Technology is what enables remote work in the first place. So make sure to take your laptop home, and don’t forget your dock and charger. Also, take home your mouse, keyboard, and monitors — anything that might make working on your laptop from home a little easier. Then there’s the software. Make sure you have the right applications. Lots of remote workers are leaning heavily on Microsoft Teams. Slack, WebEx and Zoom. In-fact, Microsoft is giving MS Teams out for free to use.
Iron out what your team is planning to use ASAP. and of course, you’ll want to make sure all your technology actually works from home.
Make sure you have bandwidth
Another thing? Internet access — is yours robust enough at home to allow you to video conference? Many conferences and almost all nonessential work travel are being canceled right now, so people want to use online video conferencing, which requires a good Internet connection. If your bandwidth is low and you’re on a video call, try shutting down other programs to lighten the load on your connection. If your connection is really choppy, you can often shut off the video portion of a call and participate with audio only, which defeats the purpose of seeing your team but will still allow you to participate in the conversation.
Another Internet hog? Kids. If your connection is not robust, set some ground rules about when kids can’t be online because mom is on a conference call, or stagger your video meetings with your partner or other family members if possible
The kids are alright — but they’re home too
With school closures and concerns about putting kids in day care, as well as staffing those places up, parents are faced with a challenge, especially parents who have to physically go to work because they have no remote work option. If you are working from home with kids in tow, you’ll need to make a plan for education and entertainment. Stock up on books and puzzles. Also, it’s OK to use streaming services (Common Sense Media has good recommendations for kid-appropriate content)

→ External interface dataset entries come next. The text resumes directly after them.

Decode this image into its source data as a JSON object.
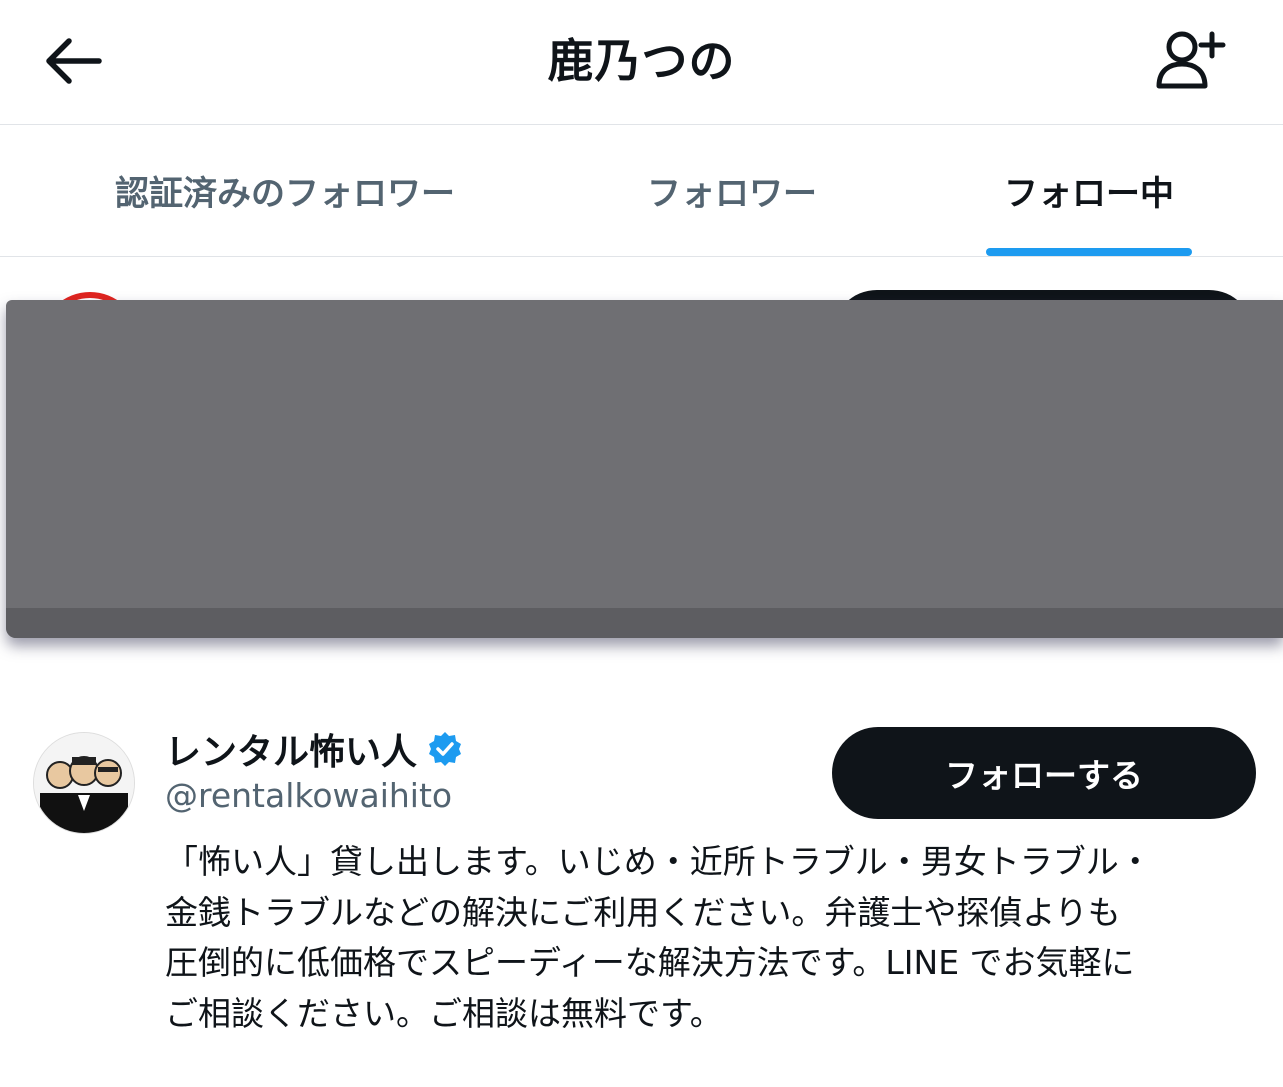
{
  "header": {
    "title": "鹿乃つの",
    "back_icon": "arrow-left-icon",
    "add_user_icon": "person-plus-icon"
  },
  "tabs": [
    {
      "label": "認証済みのフォロワー",
      "active": false
    },
    {
      "label": "フォロワー",
      "active": false
    },
    {
      "label": "フォロー中",
      "active": true
    }
  ],
  "accent_color": "#1d9bf0",
  "users": [
    {
      "name": "レンタル怖い人",
      "verified": true,
      "handle": "@rentalkowaihito",
      "follow_label": "フォローする",
      "bio_lines": [
        "「怖い人」貸し出します。いじめ・近所トラブル・男女トラブル・",
        "金銭トラブルなどの解決にご利用ください。弁護士や探偵よりも",
        "圧倒的に低価格でスピーディーな解決方法です。LINE でお気軽に",
        "ご相談ください。ご相談は無料です。"
      ]
    }
  ]
}
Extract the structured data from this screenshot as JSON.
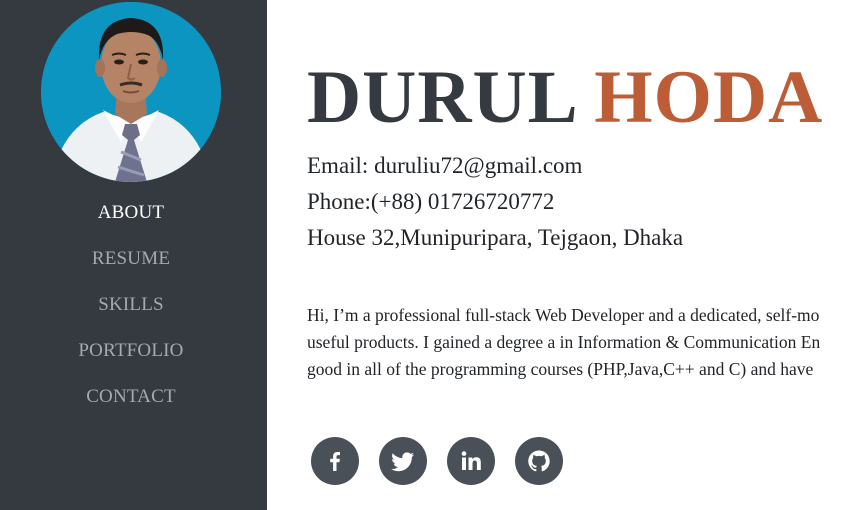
{
  "profile": {
    "first_name": "DURUL",
    "last_name": "HODA",
    "email": "Email: duruliu72@gmail.com",
    "phone": "Phone:(+88) 01726720772",
    "address": "House 32,Munipuripara, Tejgaon, Dhaka",
    "bio_lines": [
      "Hi, I’m a professional full-stack Web Developer and a dedicated, self-mo",
      "useful products. I gained a degree a in Information & Communication En",
      "good in all of the programming courses (PHP,Java,C++ and C) and have"
    ]
  },
  "sidebar": {
    "items": [
      {
        "label": "ABOUT",
        "active": true
      },
      {
        "label": "RESUME",
        "active": false
      },
      {
        "label": "SKILLS",
        "active": false
      },
      {
        "label": "PORTFOLIO",
        "active": false
      },
      {
        "label": "CONTACT",
        "active": false
      }
    ]
  },
  "social": {
    "icons": [
      "facebook-icon",
      "twitter-icon",
      "linkedin-icon",
      "github-icon"
    ]
  },
  "colors": {
    "sidebar_bg": "#343a40",
    "accent": "#bd5d38",
    "avatar_bg": "#0d95c2",
    "social_bg": "#495057"
  }
}
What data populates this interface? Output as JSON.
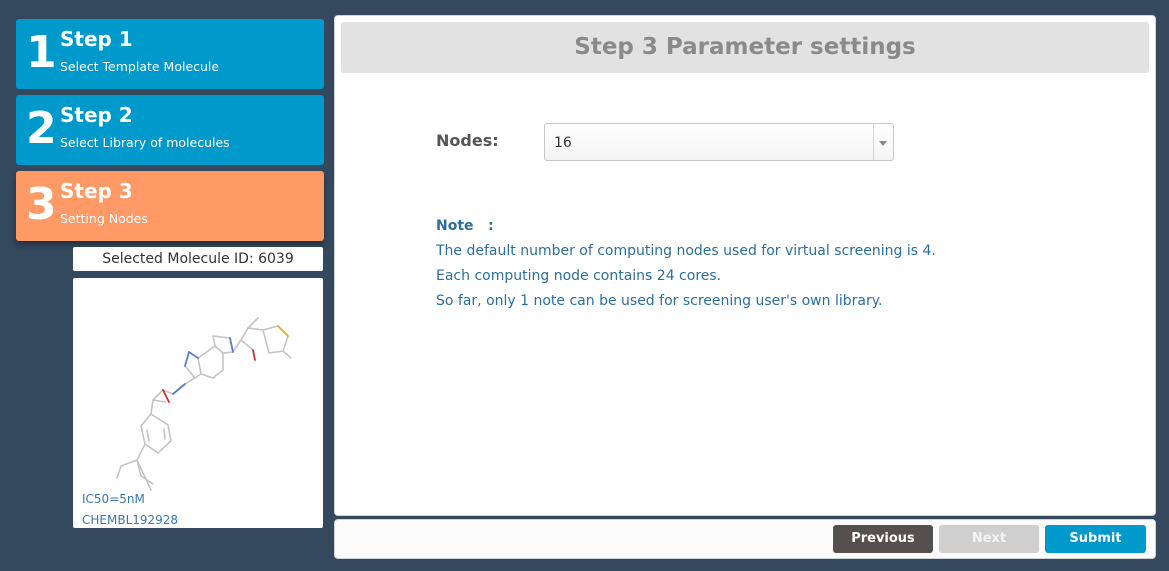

Manage expectations with Work
It’s wise to have a discussion with your manager about what can actually be accomplished from home. Ask your manager what the priorities are, and discuss how tasks will get done. How are teams going to track projects they’re working on? How will they meet to discuss this? Will you all be connecting on Microsoft Teams or email? Will there be standing meetings at a certain time to get everyone coordinated? This should be an ongoing conversation. Remember, going fully remote is a new experience for many companies and their workers. Be honest about what isn’t working or can’t get done in these circumstances. More overall communication is going to be necessary.
Embrace the webcam
Conference calls are tough — there are time delays, not knowing who’s talking because you can’t see the person, people getting interrupted on accident. Webcams can solve a number of these issues: the sense of isolation and that confusion. “To be able to see the person you’re talking to I think is important,”. And also, because we miss cues when we aren’t working together in person, make doubly sure all colleagues understand their marching orders. “Personally, I tend to overcommunicate, and I think that’s a good default setting,” Don’t be afraid to ask, “Is this clear?” You can even try repeating back what you heard the other person say, to make sure you interpreted the person’s meaning correctly.
One undeniable loss is the social, casual “water cooler” conversation that connects us to people — if you’re not used to that loss, full-time remote work can feel isolating. To fill the gap, some co-workers are scheduling online social time to have conversations with no agenda. Use Microsoft Teams\Slack chats and things like that if you miss real-time interaction. Again, embrace video calling and webcams so you can see your colleagues. Try an icebreaker over your team chat: What’s everyone’s favorite TV show right now? What’s one good thing that someone read that day?
Are you a Manager of a Team? – Have a Daily Stand-Up Meeting with your Team or a Virtual Lunch and Learn
Keep them quick and make sure everyone participates. We do this in my IT team every day. It keeps the team engaged. I plan on having virtual lunch and learns and have the company pickup lunch for the team. Again…Keep everyone engaged.
Hopefully everyone is staying safe at home and off course keeping social distancing…Until next time and Stay Safe…..Rob